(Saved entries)
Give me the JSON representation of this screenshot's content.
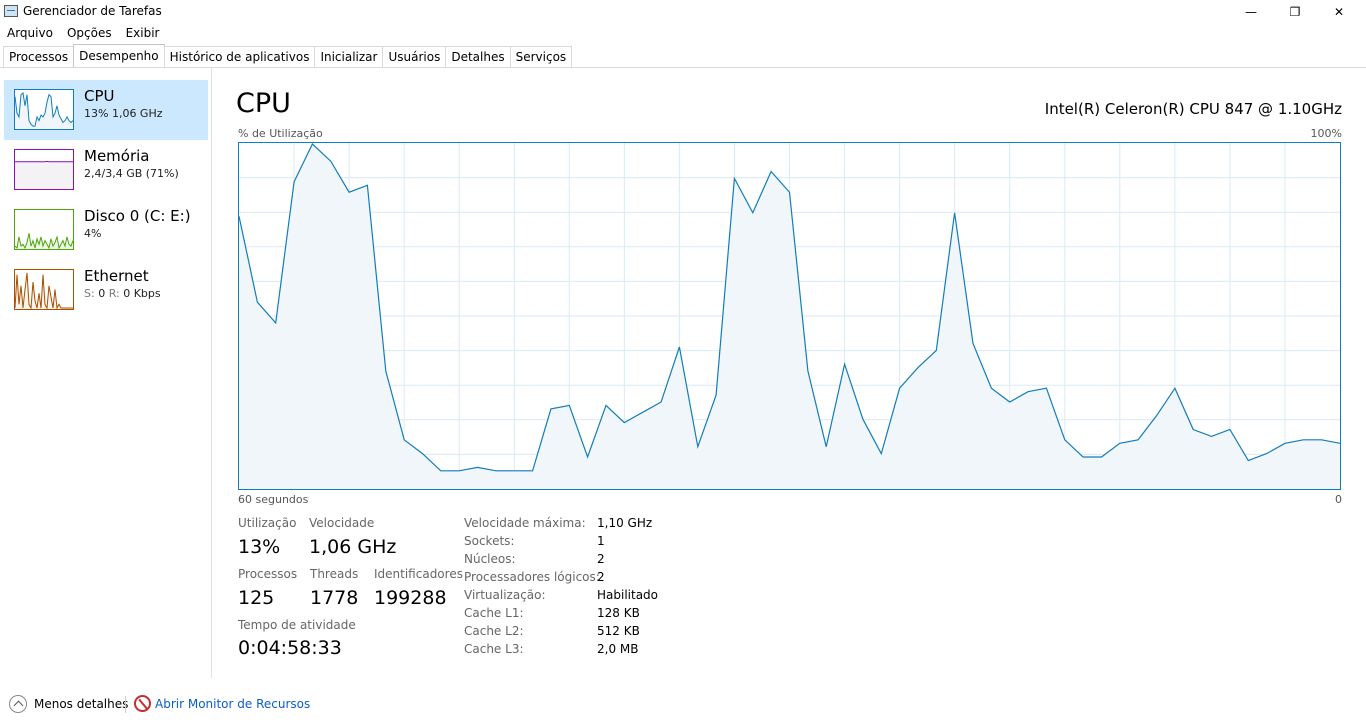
{
  "window": {
    "title": "Gerenciador de Tarefas",
    "minimize_glyph": "—",
    "restore_glyph": "❐",
    "close_glyph": "✕"
  },
  "menu": [
    "Arquivo",
    "Opções",
    "Exibir"
  ],
  "tabs": [
    {
      "label": "Processos",
      "active": false
    },
    {
      "label": "Desempenho",
      "active": true
    },
    {
      "label": "Histórico de aplicativos",
      "active": false
    },
    {
      "label": "Inicializar",
      "active": false
    },
    {
      "label": "Usuários",
      "active": false
    },
    {
      "label": "Detalhes",
      "active": false
    },
    {
      "label": "Serviços",
      "active": false
    }
  ],
  "sidebar": {
    "items": [
      {
        "name": "CPU",
        "sub": "13%  1,06 GHz",
        "color": "#117dbb",
        "fill": "#f1f6fa",
        "selected": true,
        "spark": [
          0.85,
          0.4,
          0.3,
          0.9,
          0.95,
          0.6,
          0.9,
          0.2,
          0.1,
          0.05,
          0.05,
          0.3,
          0.2,
          0.35,
          0.3,
          0.4,
          0.7,
          0.9,
          0.85,
          0.3,
          0.4,
          0.6,
          0.35,
          0.25,
          0.15,
          0.2,
          0.3,
          0.2,
          0.15,
          0.2
        ]
      },
      {
        "name": "Memória",
        "sub": "2,4/3,4 GB (71%)",
        "color": "#8b12ae",
        "fill": "#f4f2f4",
        "selected": false,
        "spark": [
          0.71,
          0.71,
          0.71,
          0.71,
          0.71,
          0.71,
          0.71,
          0.71,
          0.71,
          0.71,
          0.71,
          0.71,
          0.71,
          0.71,
          0.71,
          0.71,
          0.72,
          0.71,
          0.71,
          0.71,
          0.71,
          0.71,
          0.71,
          0.71,
          0.71,
          0.71,
          0.71,
          0.71,
          0.71,
          0.71
        ]
      },
      {
        "name": "Disco 0 (C: E:)",
        "sub": "4%",
        "color": "#4da60c",
        "fill": "#eff7e8",
        "selected": false,
        "spark": [
          0.05,
          0.0,
          0.3,
          0.05,
          0.1,
          0.0,
          0.15,
          0.4,
          0.05,
          0.2,
          0.0,
          0.25,
          0.1,
          0.3,
          0.05,
          0.2,
          0.1,
          0.0,
          0.25,
          0.05,
          0.15,
          0.3,
          0.0,
          0.1,
          0.2,
          0.05,
          0.3,
          0.1,
          0.05,
          0.2
        ]
      },
      {
        "name": "Ethernet",
        "sub_prefix_s": "S:",
        "sub_s": "0",
        "sub_prefix_r": "R:",
        "sub_r": "0 Kbps",
        "color": "#a74f01",
        "fill": "#fcf3eb",
        "selected": false,
        "spark": [
          0.0,
          0.9,
          0.1,
          0.6,
          0.0,
          0.5,
          0.95,
          0.1,
          0.0,
          0.7,
          0.2,
          0.0,
          0.4,
          0.0,
          0.9,
          0.1,
          0.0,
          0.6,
          0.3,
          0.0,
          0.5,
          0.0,
          0.1,
          0.0,
          0.0,
          0.0,
          0.0,
          0.0,
          0.0,
          0.0
        ]
      }
    ]
  },
  "main": {
    "title": "CPU",
    "model": "Intel(R) Celeron(R) CPU 847 @ 1.10GHz",
    "y_label": "% de Utilização",
    "y_max_label": "100%",
    "x_left_label": "60 segundos",
    "x_right_label": "0"
  },
  "chart_data": {
    "type": "area",
    "title": "CPU",
    "ylabel": "% de Utilização",
    "xlabel": "60 segundos",
    "ylim": [
      0,
      100
    ],
    "xlim": [
      60,
      0
    ],
    "grid": true,
    "color": "#117dbb",
    "fill": "#f1f6fa",
    "x": [
      60,
      59,
      58,
      57,
      56,
      55,
      54,
      53,
      52,
      51,
      50,
      49,
      48,
      47,
      46,
      45,
      44,
      43,
      42,
      41,
      40,
      39,
      38,
      37,
      36,
      35,
      34,
      33,
      32,
      31,
      30,
      29,
      28,
      27,
      26,
      25,
      24,
      23,
      22,
      21,
      20,
      19,
      18,
      17,
      16,
      15,
      14,
      13,
      12,
      11,
      10,
      9,
      8,
      7,
      6,
      5,
      4,
      3,
      2,
      1,
      0
    ],
    "y": [
      79,
      54,
      48,
      89,
      100,
      95,
      86,
      88,
      34,
      14,
      10,
      5,
      5,
      6,
      5,
      5,
      5,
      23,
      24,
      9,
      24,
      19,
      22,
      25,
      41,
      12,
      27,
      90,
      80,
      92,
      86,
      34,
      12,
      36,
      20,
      10,
      29,
      35,
      40,
      80,
      42,
      29,
      25,
      28,
      29,
      14,
      9,
      9,
      13,
      14,
      21,
      29,
      17,
      15,
      17,
      8,
      10,
      13,
      14,
      14,
      13
    ]
  },
  "stats": {
    "utilizacao_label": "Utilização",
    "utilizacao": "13%",
    "velocidade_label": "Velocidade",
    "velocidade": "1,06 GHz",
    "processos_label": "Processos",
    "processos": "125",
    "threads_label": "Threads",
    "threads": "1778",
    "ident_label": "Identificadores",
    "ident": "199288",
    "uptime_label": "Tempo de atividade",
    "uptime": "0:04:58:33"
  },
  "details": [
    {
      "label": "Velocidade máxima:",
      "value": "1,10 GHz"
    },
    {
      "label": "Sockets:",
      "value": "1"
    },
    {
      "label": "Núcleos:",
      "value": "2"
    },
    {
      "label": "Processadores lógicos:",
      "value": "2"
    },
    {
      "label": "Virtualização:",
      "value": "Habilitado"
    },
    {
      "label": "Cache L1:",
      "value": "128 KB"
    },
    {
      "label": "Cache L2:",
      "value": "512 KB"
    },
    {
      "label": "Cache L3:",
      "value": "2,0 MB"
    }
  ],
  "footer": {
    "less_details": "Menos detalhes",
    "resource_monitor": "Abrir Monitor de Recursos"
  }
}
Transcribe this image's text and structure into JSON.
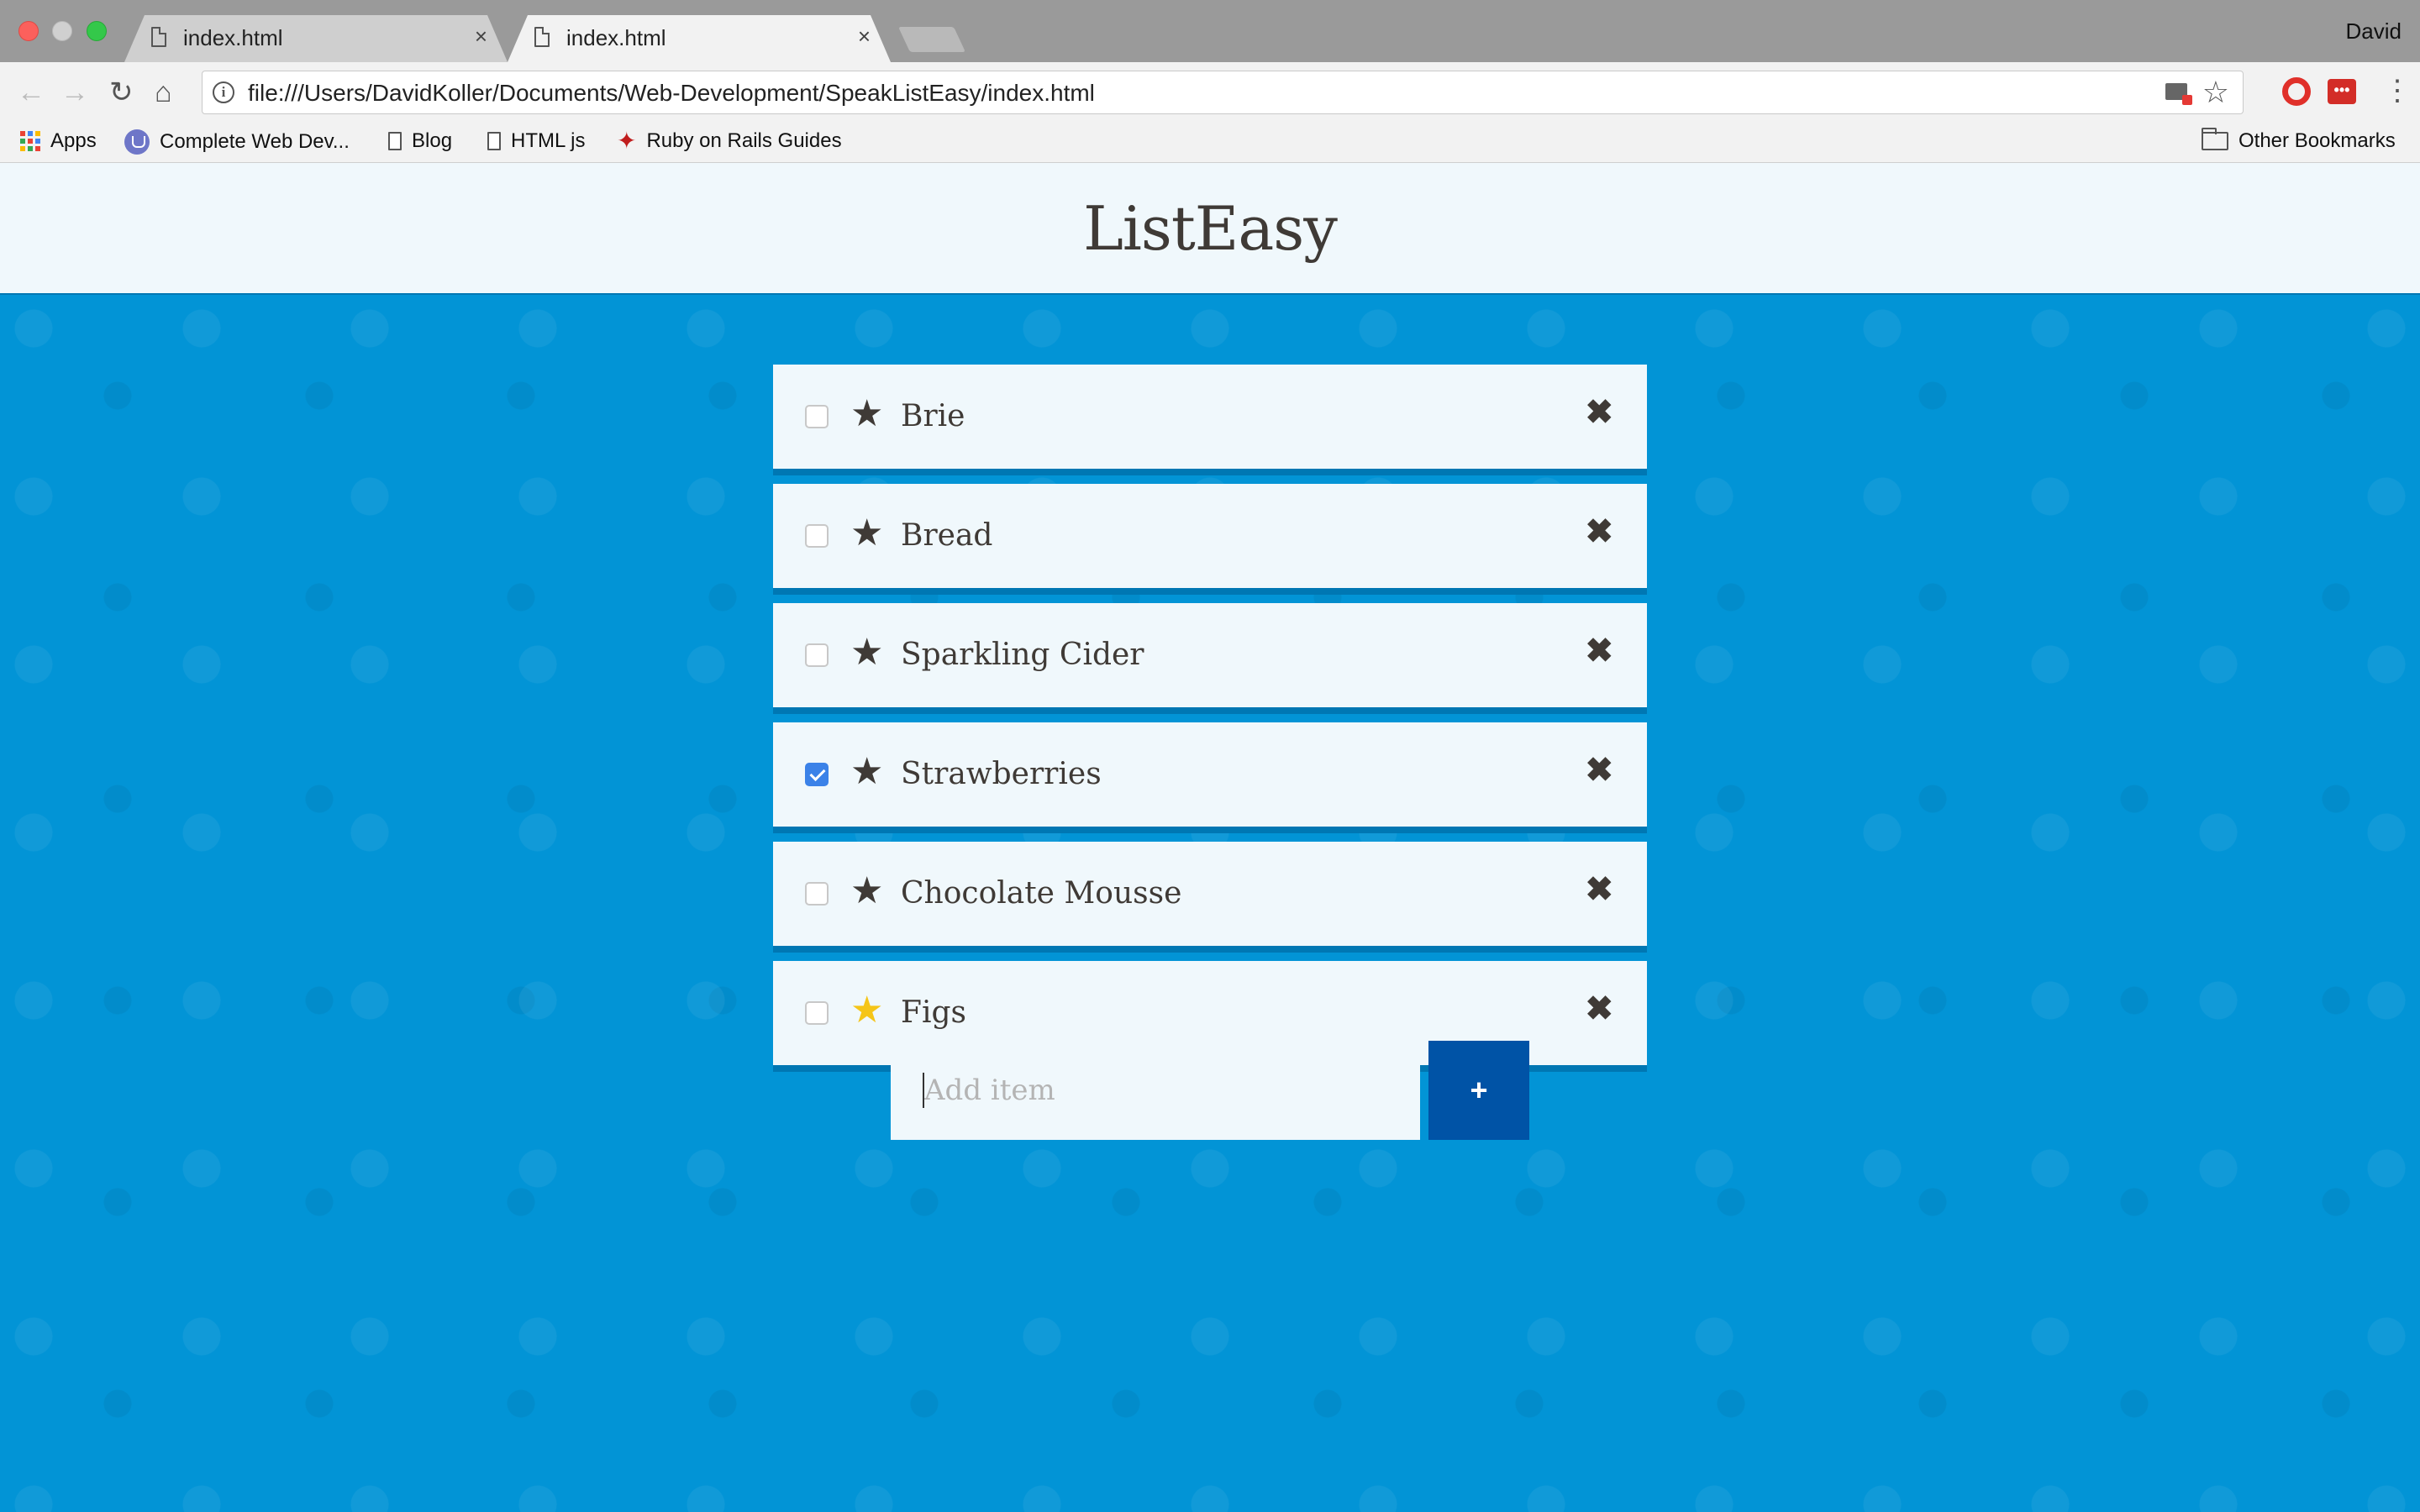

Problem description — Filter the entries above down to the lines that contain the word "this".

Answer box —
Give me the JSON representation of this screenshot's content.
Transcribe this image's text and structure into JSON.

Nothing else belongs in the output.